- [Exercise directions] Return the lines below that carry the word "shortcut".

- [Dataset]
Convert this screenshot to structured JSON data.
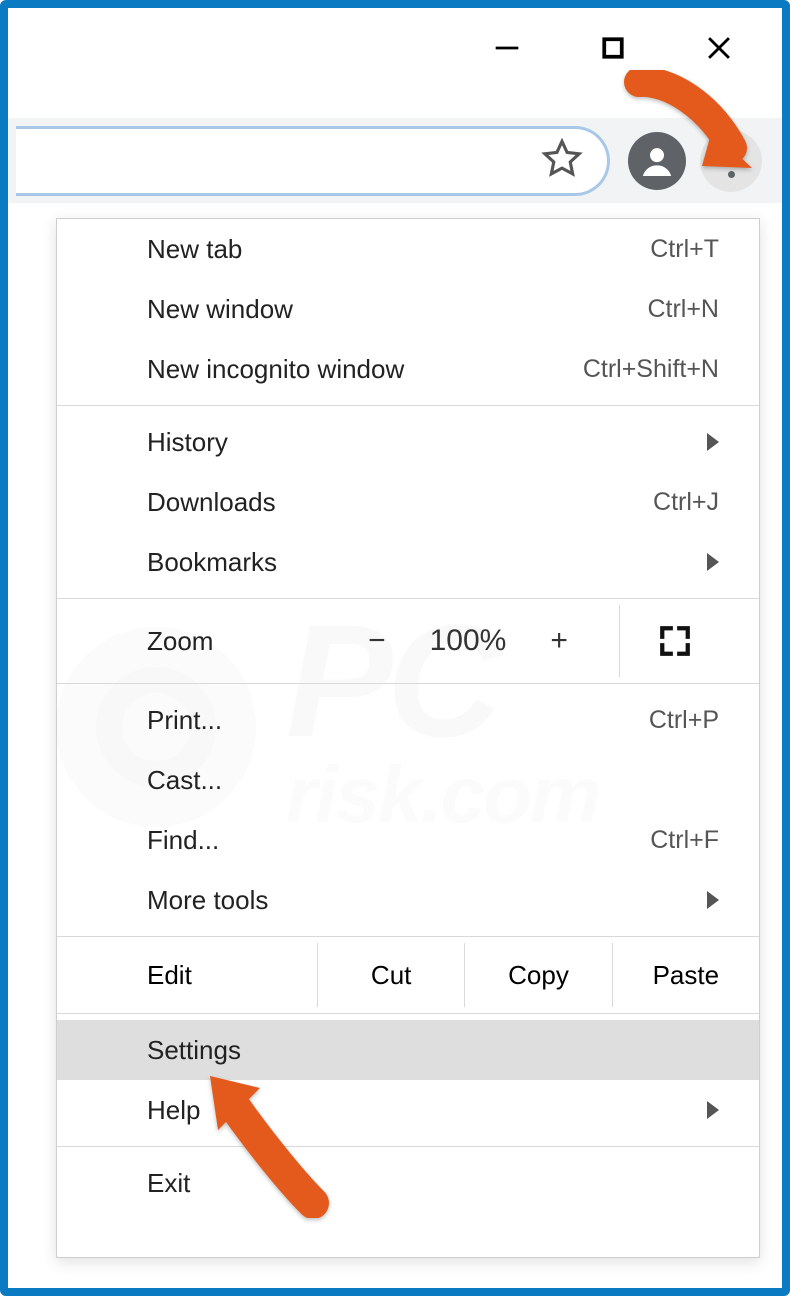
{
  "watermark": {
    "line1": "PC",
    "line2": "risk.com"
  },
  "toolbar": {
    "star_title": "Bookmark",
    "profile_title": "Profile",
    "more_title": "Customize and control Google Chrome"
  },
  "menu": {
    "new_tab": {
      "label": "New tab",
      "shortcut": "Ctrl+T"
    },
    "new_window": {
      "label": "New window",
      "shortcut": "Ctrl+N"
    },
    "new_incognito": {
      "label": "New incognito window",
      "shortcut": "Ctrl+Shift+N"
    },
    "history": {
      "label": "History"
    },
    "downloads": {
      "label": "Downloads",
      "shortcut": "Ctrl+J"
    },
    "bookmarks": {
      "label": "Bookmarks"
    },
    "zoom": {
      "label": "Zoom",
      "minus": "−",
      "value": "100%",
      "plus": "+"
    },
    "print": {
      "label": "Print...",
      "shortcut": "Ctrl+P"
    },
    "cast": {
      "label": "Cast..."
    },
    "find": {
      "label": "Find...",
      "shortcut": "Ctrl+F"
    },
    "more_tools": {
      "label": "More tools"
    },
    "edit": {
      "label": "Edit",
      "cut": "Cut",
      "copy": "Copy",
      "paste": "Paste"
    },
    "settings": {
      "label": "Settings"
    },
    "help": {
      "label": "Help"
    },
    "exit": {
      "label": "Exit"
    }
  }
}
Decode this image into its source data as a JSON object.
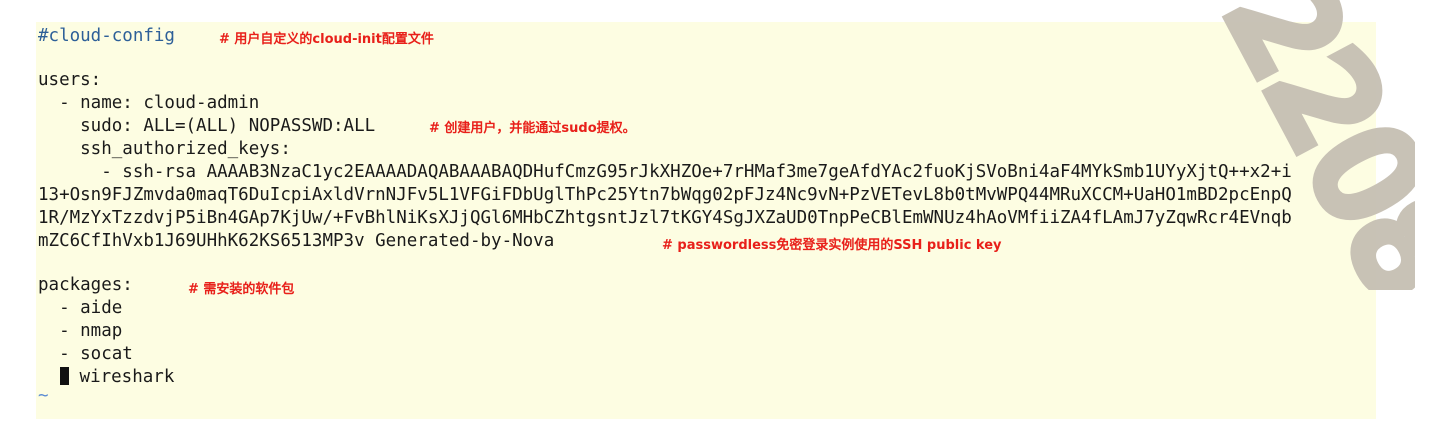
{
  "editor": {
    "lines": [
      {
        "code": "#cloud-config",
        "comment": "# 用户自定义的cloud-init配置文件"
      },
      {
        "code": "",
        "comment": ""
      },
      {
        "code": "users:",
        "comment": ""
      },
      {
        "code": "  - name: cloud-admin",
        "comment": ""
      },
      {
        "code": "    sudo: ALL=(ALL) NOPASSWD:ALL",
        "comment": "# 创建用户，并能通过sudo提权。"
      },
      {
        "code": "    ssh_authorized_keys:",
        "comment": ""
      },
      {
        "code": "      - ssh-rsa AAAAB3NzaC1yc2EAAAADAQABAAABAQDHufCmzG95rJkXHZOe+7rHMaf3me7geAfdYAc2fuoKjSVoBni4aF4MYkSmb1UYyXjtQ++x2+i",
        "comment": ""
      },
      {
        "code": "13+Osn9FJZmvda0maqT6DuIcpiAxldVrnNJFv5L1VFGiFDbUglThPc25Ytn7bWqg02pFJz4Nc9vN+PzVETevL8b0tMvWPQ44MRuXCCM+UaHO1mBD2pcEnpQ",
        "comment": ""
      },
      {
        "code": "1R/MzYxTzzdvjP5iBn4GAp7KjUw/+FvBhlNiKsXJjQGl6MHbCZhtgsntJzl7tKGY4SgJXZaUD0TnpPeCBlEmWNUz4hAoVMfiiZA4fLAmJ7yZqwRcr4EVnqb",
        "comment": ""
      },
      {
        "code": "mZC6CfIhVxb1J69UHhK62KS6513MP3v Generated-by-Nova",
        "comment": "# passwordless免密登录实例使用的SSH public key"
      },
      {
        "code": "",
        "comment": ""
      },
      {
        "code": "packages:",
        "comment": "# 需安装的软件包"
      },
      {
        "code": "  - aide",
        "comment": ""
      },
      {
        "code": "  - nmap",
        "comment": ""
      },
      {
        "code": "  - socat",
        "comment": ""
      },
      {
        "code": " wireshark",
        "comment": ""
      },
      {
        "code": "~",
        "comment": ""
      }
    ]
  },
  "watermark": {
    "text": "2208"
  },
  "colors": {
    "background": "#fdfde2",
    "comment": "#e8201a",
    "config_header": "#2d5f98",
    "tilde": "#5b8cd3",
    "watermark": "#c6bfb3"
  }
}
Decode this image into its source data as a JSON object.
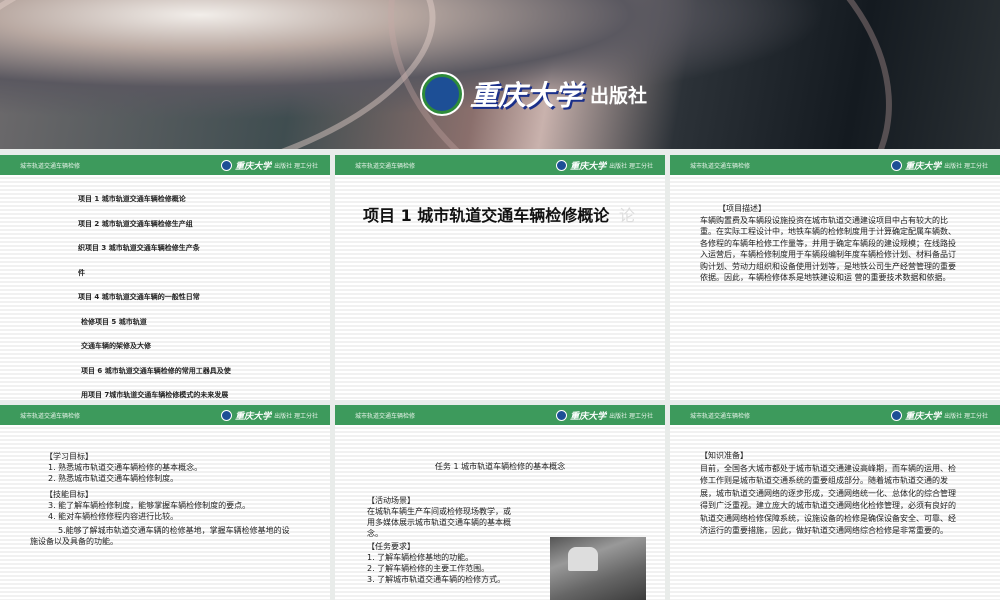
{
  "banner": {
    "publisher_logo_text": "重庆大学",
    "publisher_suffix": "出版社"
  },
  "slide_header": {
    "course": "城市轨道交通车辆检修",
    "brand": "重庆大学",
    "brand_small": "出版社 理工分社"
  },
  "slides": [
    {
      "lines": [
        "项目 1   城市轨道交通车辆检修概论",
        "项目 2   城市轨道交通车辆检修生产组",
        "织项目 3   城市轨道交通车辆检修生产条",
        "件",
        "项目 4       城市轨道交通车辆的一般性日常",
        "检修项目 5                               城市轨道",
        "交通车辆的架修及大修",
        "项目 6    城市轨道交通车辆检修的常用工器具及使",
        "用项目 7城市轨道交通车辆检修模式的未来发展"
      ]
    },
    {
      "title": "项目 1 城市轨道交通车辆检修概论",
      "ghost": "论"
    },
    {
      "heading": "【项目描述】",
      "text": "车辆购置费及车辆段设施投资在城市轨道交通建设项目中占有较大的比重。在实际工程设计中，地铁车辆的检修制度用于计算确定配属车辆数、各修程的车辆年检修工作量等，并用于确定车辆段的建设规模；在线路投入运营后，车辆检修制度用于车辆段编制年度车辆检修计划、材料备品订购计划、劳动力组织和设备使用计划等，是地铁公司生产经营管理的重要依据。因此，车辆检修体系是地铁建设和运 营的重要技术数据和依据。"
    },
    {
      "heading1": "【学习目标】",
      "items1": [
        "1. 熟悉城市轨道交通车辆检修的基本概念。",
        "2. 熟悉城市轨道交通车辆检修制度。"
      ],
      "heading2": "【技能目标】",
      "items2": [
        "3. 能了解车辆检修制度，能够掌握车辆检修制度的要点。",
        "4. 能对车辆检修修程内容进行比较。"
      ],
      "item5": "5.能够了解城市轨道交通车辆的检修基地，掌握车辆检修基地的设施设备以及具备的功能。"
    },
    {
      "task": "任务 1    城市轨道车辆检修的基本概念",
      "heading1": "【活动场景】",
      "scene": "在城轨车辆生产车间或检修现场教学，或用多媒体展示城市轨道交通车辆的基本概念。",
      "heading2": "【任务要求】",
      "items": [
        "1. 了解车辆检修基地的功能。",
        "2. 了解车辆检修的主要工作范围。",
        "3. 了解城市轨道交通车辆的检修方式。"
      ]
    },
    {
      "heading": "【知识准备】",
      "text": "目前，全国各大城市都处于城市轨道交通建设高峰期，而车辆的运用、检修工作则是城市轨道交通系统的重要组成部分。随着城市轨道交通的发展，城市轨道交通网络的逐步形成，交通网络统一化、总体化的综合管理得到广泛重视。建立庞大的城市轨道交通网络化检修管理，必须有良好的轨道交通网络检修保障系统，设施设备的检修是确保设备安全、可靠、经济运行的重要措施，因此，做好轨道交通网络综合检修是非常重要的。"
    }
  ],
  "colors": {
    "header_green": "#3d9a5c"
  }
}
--
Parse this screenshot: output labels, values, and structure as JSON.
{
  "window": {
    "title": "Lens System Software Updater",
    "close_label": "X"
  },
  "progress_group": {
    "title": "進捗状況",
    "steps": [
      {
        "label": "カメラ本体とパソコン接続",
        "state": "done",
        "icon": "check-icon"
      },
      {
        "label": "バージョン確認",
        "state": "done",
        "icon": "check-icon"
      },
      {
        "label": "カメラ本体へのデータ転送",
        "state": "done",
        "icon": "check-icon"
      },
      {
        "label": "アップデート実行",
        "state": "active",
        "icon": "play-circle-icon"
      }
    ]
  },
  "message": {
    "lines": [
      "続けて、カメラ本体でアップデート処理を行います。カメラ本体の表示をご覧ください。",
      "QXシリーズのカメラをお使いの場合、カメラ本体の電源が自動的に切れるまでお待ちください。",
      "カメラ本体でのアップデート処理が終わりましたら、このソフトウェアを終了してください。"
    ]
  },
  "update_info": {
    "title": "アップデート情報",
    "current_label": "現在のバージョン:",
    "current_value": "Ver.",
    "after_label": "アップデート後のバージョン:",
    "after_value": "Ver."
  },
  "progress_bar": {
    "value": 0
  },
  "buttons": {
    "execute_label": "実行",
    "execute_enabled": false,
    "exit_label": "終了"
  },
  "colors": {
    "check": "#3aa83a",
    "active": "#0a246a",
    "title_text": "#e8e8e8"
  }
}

- [Answer to this task]
      "shortcut": "Ctrl+T"
      "shortcut": "Ctrl+N"
      "shortcut": "Ctrl+Shift+N"
      "shortcut": "Ctrl+J"
      "shortcut": "Ctrl+P"
      "shortcut": "Ctrl+F"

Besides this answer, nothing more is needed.